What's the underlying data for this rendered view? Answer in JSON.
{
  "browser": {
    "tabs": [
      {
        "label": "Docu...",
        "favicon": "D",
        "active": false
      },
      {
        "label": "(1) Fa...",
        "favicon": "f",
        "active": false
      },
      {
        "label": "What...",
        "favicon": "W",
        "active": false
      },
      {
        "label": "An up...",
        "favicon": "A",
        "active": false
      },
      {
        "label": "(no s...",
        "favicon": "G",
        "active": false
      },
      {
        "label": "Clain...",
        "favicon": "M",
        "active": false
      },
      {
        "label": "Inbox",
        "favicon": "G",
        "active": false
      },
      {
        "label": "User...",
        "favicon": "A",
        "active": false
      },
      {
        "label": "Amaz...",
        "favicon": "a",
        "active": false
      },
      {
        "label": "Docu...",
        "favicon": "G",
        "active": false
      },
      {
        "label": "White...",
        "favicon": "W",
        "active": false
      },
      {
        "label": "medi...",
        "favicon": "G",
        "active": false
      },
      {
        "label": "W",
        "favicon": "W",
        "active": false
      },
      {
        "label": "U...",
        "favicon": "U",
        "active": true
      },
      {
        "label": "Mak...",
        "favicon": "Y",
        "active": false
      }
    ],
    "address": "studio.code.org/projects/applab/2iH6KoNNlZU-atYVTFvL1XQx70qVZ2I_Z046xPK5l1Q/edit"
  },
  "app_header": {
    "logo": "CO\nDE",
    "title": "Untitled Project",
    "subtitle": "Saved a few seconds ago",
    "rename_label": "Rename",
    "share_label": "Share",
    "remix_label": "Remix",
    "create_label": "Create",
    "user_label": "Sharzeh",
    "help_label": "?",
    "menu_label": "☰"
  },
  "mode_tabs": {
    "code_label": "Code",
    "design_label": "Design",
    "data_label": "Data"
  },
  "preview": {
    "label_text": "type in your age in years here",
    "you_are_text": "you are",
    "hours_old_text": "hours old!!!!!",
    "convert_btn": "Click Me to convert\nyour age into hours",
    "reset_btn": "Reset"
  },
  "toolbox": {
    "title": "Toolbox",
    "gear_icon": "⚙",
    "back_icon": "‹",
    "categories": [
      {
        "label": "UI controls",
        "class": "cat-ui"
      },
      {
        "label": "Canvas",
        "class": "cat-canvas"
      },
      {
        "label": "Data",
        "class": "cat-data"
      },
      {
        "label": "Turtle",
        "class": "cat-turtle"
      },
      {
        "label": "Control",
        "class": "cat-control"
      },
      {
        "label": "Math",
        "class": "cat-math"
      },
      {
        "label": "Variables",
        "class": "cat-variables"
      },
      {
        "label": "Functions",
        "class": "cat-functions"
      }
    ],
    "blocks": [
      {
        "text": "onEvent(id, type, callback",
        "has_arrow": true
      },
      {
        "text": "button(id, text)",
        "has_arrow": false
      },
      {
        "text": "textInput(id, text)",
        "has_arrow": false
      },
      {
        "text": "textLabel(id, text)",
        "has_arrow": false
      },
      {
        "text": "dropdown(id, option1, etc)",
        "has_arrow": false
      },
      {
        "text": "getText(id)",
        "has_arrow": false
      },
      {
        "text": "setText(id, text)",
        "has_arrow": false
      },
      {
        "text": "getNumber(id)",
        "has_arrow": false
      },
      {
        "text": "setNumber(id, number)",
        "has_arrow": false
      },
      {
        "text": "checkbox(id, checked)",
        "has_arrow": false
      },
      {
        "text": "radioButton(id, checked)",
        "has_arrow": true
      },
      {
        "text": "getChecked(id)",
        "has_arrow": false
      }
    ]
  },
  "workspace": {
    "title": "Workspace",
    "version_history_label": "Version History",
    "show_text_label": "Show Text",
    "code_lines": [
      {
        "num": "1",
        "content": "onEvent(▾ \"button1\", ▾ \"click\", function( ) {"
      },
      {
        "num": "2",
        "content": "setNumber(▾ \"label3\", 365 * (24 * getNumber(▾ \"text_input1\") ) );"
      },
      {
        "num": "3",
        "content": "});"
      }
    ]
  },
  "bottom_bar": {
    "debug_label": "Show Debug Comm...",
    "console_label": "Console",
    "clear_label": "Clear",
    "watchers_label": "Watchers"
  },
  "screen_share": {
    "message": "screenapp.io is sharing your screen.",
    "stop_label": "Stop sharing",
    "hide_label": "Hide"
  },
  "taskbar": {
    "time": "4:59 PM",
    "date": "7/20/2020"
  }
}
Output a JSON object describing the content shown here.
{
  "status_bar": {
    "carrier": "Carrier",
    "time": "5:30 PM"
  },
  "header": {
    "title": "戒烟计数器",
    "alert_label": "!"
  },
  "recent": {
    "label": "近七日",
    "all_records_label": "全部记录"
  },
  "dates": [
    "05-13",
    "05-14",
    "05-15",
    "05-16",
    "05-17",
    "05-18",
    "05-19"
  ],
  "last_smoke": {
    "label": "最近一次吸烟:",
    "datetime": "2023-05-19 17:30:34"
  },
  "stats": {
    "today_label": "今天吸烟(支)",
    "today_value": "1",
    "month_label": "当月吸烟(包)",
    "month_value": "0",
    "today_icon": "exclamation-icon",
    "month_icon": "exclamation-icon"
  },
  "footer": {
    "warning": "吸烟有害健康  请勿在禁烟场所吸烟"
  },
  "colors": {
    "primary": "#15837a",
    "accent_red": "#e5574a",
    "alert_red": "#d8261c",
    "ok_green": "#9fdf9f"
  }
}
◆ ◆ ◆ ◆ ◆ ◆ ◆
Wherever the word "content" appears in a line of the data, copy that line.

        "content": "onEvent(▾ \"button1\", ▾ \"click\", function( ) {"
        "content": "setNumber(▾ \"label3\", 365 * (24 * getNumber(▾ \"text_input1\") ) );"
        "content": "});"
Output a JSON object describing the content shown here.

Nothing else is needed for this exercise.